WHAT NEEDS TO BE DONE
Search the entries below for the word "Белорусская" and copy every line where it appears.

Dataset rows describing interfaces:
....................
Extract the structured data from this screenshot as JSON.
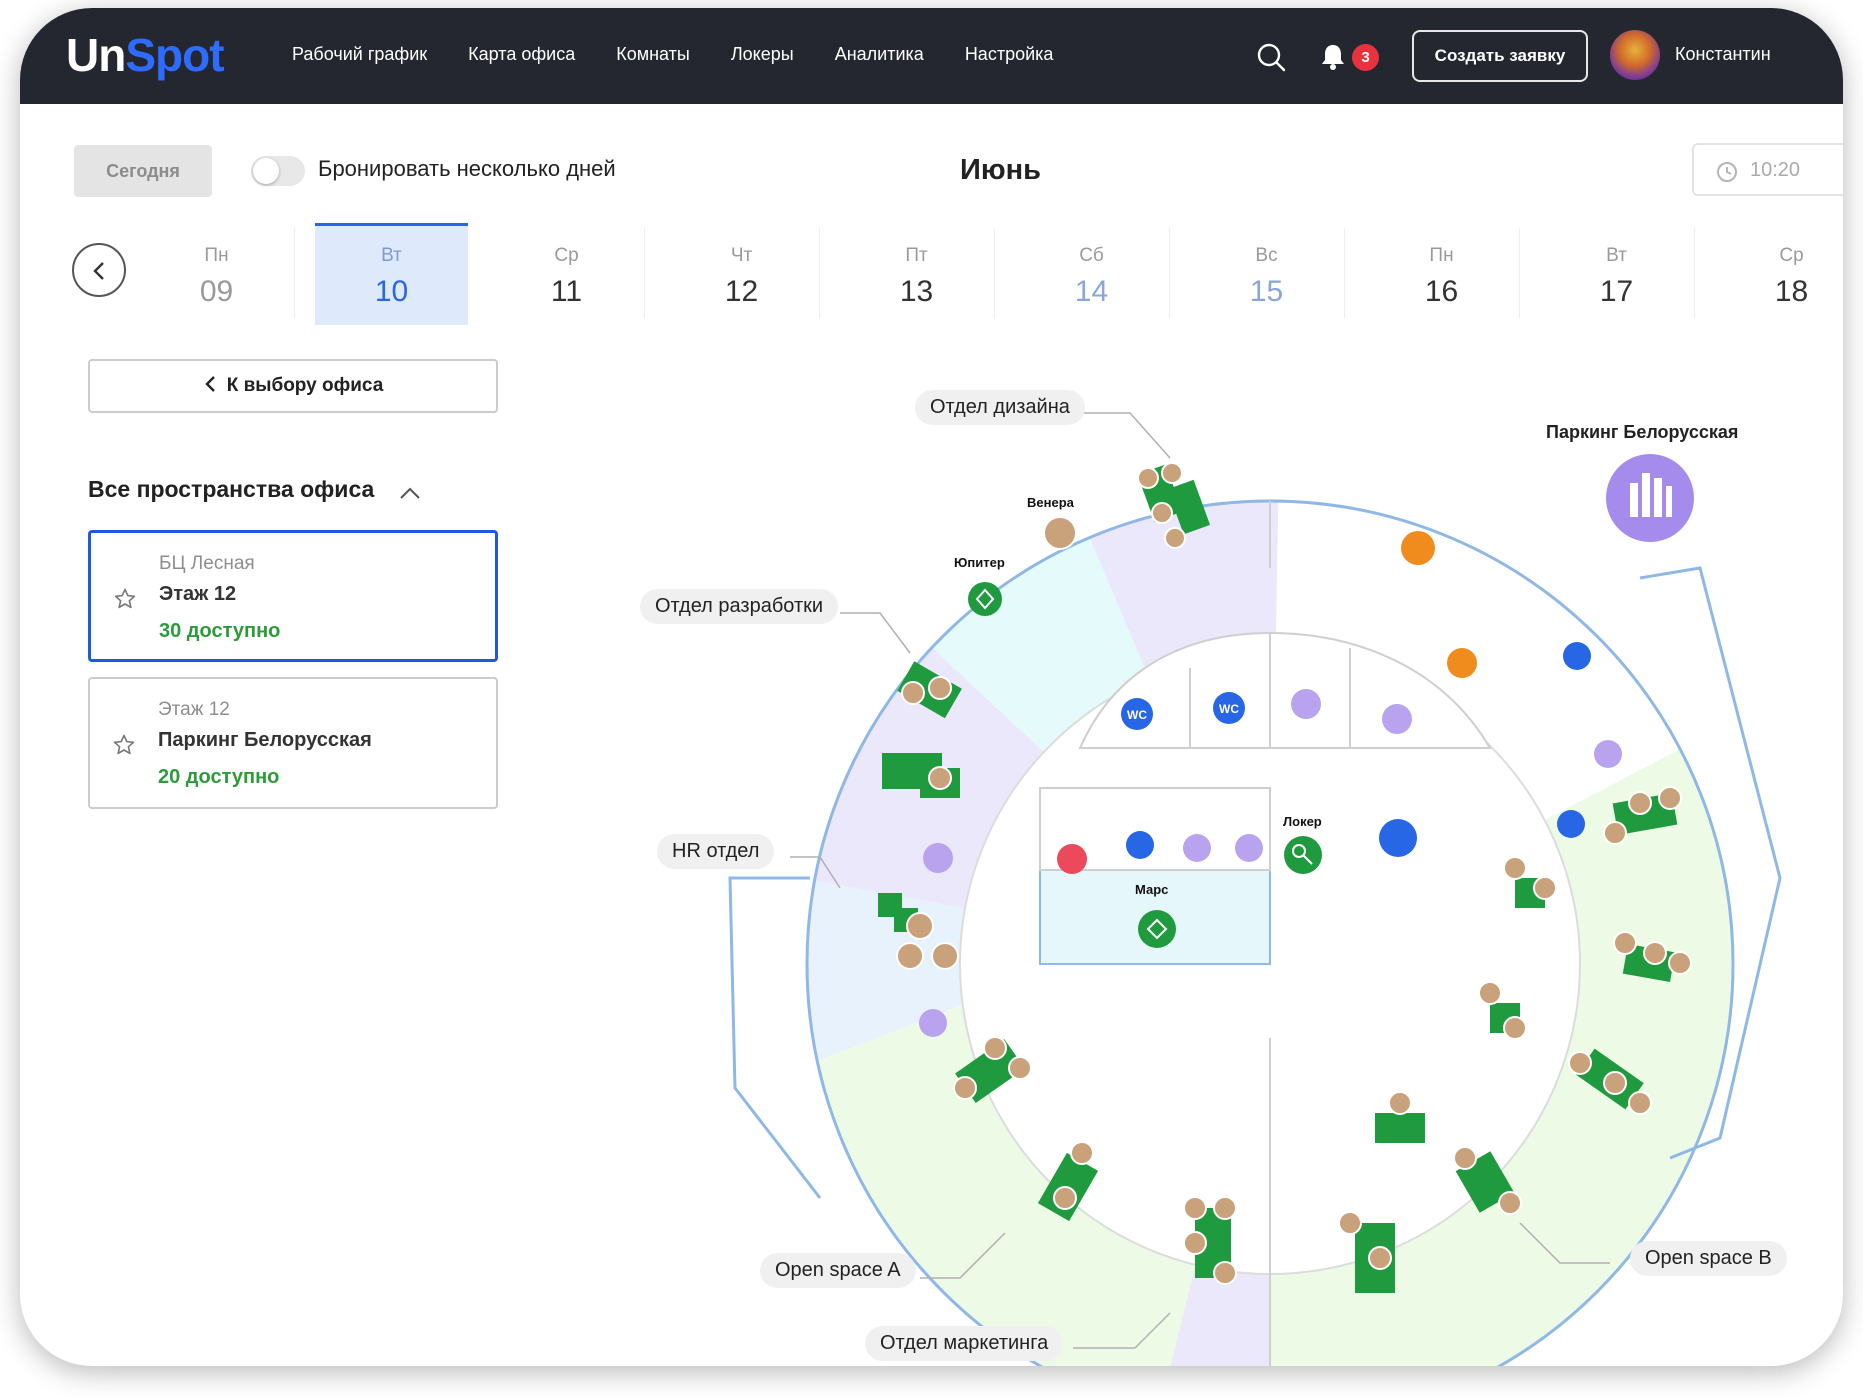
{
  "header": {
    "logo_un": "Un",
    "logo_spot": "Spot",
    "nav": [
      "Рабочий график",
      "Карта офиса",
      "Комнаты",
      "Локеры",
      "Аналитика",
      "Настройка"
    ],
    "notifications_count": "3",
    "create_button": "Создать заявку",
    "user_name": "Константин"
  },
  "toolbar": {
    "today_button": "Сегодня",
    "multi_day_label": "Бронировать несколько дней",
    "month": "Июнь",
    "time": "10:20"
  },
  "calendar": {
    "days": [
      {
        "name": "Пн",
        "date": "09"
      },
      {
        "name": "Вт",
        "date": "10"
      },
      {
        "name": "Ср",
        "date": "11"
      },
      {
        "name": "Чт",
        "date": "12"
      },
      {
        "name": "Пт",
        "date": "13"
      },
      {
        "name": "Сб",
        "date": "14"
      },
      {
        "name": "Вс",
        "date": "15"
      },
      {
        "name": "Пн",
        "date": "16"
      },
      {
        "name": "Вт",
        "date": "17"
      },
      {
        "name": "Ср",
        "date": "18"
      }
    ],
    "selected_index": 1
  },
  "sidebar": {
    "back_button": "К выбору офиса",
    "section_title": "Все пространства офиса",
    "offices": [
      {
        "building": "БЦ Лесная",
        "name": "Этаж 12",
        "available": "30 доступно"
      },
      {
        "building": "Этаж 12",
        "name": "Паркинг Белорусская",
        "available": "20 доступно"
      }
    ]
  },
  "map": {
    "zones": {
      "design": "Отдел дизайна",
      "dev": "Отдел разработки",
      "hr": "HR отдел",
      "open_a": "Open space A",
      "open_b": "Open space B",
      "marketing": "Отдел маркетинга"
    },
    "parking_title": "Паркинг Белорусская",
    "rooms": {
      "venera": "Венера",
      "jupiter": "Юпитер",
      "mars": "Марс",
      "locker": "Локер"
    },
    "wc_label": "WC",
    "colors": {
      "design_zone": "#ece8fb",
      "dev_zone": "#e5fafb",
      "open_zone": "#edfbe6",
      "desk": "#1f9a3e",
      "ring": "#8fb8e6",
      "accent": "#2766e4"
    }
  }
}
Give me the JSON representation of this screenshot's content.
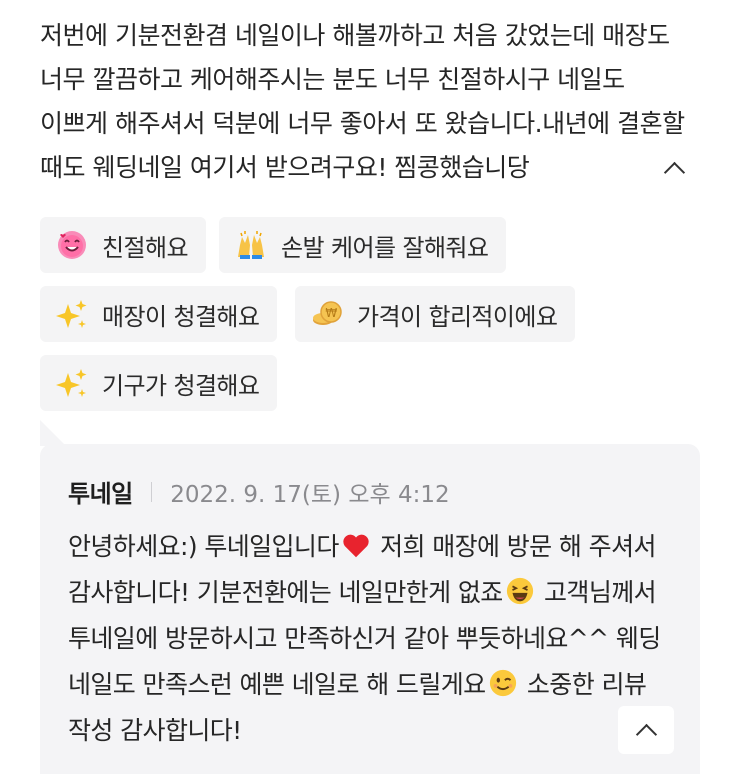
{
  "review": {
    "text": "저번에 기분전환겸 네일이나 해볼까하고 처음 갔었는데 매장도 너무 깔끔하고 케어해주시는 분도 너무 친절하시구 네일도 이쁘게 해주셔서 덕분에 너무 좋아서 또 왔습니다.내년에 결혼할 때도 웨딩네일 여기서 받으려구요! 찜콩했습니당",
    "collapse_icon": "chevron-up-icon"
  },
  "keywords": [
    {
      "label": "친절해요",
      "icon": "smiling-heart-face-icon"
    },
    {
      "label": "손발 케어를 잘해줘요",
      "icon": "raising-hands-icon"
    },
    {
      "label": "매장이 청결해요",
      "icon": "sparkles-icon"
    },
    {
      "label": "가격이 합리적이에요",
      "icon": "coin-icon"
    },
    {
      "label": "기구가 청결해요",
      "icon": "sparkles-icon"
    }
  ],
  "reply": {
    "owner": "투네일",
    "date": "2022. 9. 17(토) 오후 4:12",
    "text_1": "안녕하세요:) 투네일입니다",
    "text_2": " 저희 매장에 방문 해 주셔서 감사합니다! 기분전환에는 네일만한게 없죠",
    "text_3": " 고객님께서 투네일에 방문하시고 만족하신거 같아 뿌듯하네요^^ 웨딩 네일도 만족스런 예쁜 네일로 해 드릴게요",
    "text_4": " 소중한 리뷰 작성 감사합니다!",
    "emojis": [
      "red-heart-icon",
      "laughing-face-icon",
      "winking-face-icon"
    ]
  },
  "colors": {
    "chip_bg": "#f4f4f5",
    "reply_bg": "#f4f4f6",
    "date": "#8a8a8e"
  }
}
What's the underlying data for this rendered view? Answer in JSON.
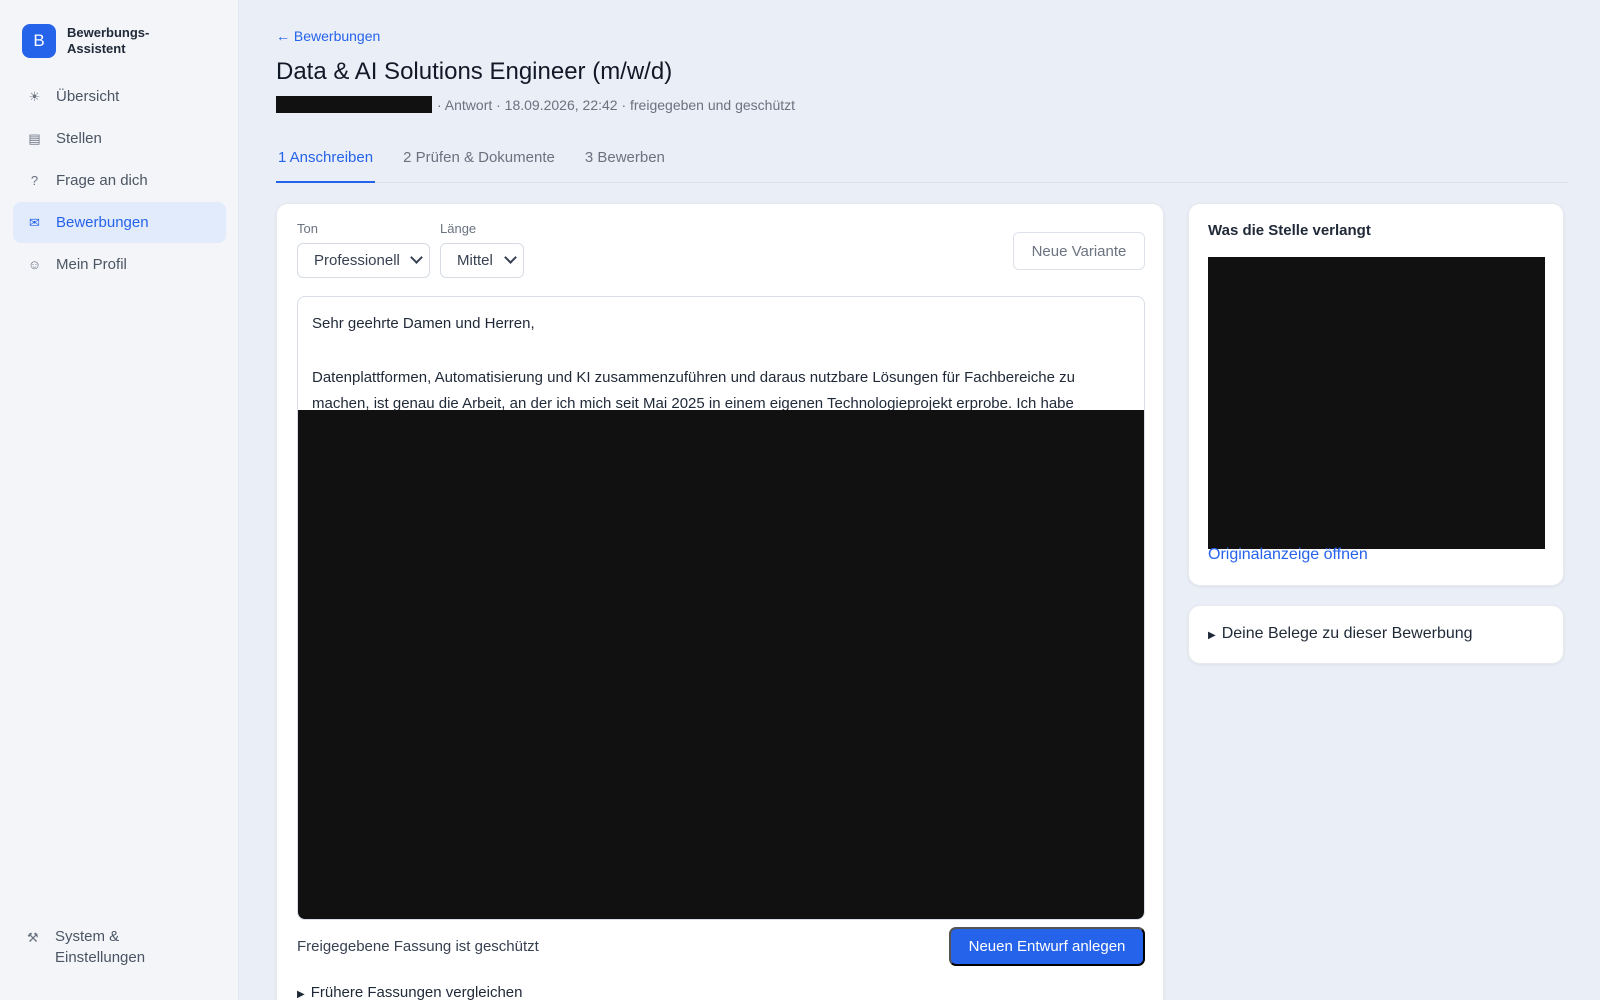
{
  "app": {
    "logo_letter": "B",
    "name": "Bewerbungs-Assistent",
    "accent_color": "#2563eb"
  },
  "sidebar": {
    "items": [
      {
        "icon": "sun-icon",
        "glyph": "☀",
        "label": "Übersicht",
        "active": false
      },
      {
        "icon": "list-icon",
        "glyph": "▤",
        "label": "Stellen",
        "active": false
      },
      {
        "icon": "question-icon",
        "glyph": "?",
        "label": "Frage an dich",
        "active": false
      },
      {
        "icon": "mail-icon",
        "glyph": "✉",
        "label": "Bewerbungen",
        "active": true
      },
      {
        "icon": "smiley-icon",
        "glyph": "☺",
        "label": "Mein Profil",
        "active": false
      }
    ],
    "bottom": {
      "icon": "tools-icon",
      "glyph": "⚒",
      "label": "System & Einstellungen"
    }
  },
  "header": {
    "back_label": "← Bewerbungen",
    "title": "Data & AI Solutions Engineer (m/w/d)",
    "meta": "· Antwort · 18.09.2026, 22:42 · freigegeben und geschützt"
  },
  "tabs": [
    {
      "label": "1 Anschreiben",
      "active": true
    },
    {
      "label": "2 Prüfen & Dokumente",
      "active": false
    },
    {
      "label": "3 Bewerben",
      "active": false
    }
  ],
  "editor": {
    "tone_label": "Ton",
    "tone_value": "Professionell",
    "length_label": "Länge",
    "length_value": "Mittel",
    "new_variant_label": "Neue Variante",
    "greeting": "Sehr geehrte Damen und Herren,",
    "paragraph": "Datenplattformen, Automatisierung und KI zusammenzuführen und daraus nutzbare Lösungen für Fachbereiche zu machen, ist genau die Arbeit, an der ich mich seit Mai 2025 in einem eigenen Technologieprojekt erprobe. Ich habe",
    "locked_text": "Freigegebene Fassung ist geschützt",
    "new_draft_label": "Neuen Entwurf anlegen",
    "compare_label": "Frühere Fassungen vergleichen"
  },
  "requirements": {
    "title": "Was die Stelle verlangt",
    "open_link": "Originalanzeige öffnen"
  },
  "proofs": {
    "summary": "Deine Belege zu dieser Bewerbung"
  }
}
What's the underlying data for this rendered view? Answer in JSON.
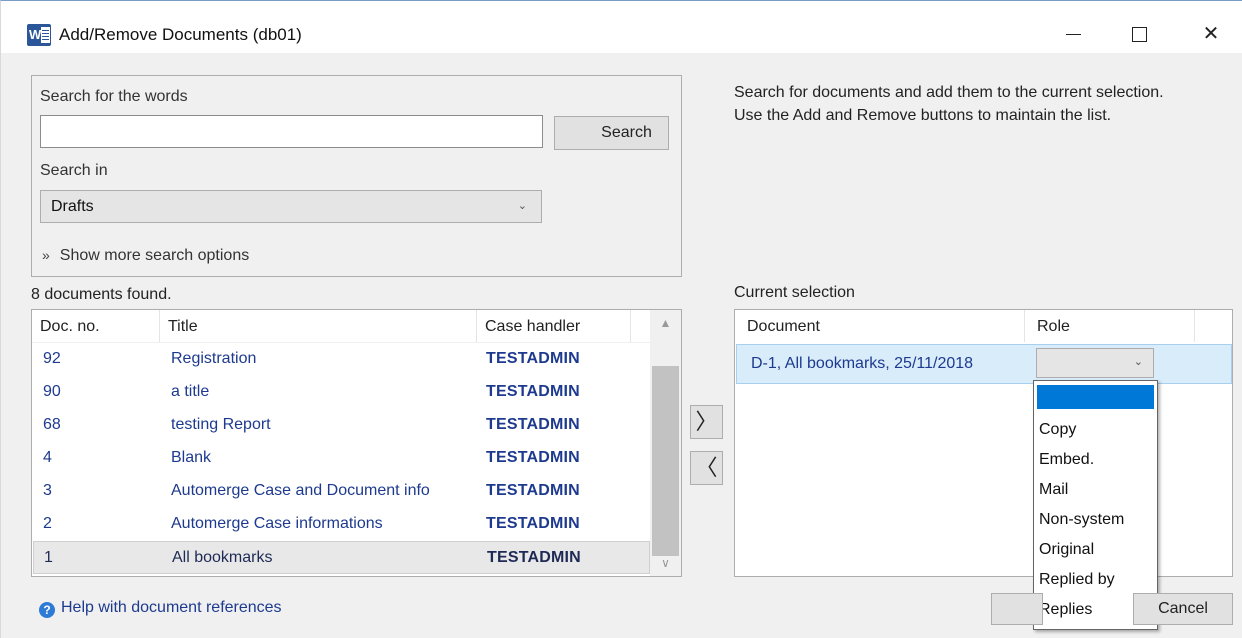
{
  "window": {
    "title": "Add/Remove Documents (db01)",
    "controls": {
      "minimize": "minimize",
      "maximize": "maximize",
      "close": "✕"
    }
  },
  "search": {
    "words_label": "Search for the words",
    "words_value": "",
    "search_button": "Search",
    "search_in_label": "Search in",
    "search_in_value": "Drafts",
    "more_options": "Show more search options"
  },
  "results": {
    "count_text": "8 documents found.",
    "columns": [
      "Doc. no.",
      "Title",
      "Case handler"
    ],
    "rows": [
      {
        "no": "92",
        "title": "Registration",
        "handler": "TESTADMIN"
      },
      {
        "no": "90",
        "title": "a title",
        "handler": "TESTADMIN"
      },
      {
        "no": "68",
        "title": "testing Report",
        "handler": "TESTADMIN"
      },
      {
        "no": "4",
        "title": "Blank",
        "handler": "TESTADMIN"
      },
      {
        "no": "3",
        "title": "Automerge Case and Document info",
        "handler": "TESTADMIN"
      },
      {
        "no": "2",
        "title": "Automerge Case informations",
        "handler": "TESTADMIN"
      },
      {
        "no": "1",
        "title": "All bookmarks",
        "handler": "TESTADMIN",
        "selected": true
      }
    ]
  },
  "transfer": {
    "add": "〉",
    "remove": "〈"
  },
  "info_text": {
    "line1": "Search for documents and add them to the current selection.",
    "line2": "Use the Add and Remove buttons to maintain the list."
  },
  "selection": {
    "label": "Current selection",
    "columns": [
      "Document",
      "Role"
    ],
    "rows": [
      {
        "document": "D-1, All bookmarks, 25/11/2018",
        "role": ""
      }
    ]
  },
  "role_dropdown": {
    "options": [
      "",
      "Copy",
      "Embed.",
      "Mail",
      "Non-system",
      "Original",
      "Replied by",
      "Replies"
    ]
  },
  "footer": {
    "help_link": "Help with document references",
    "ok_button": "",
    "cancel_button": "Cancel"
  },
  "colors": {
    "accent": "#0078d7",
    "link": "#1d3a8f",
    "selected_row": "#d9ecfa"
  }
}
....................
TASK SOLUTION
        "name": "Паркинг Белорусская",
    "parking_title": "Паркинг Белорусская",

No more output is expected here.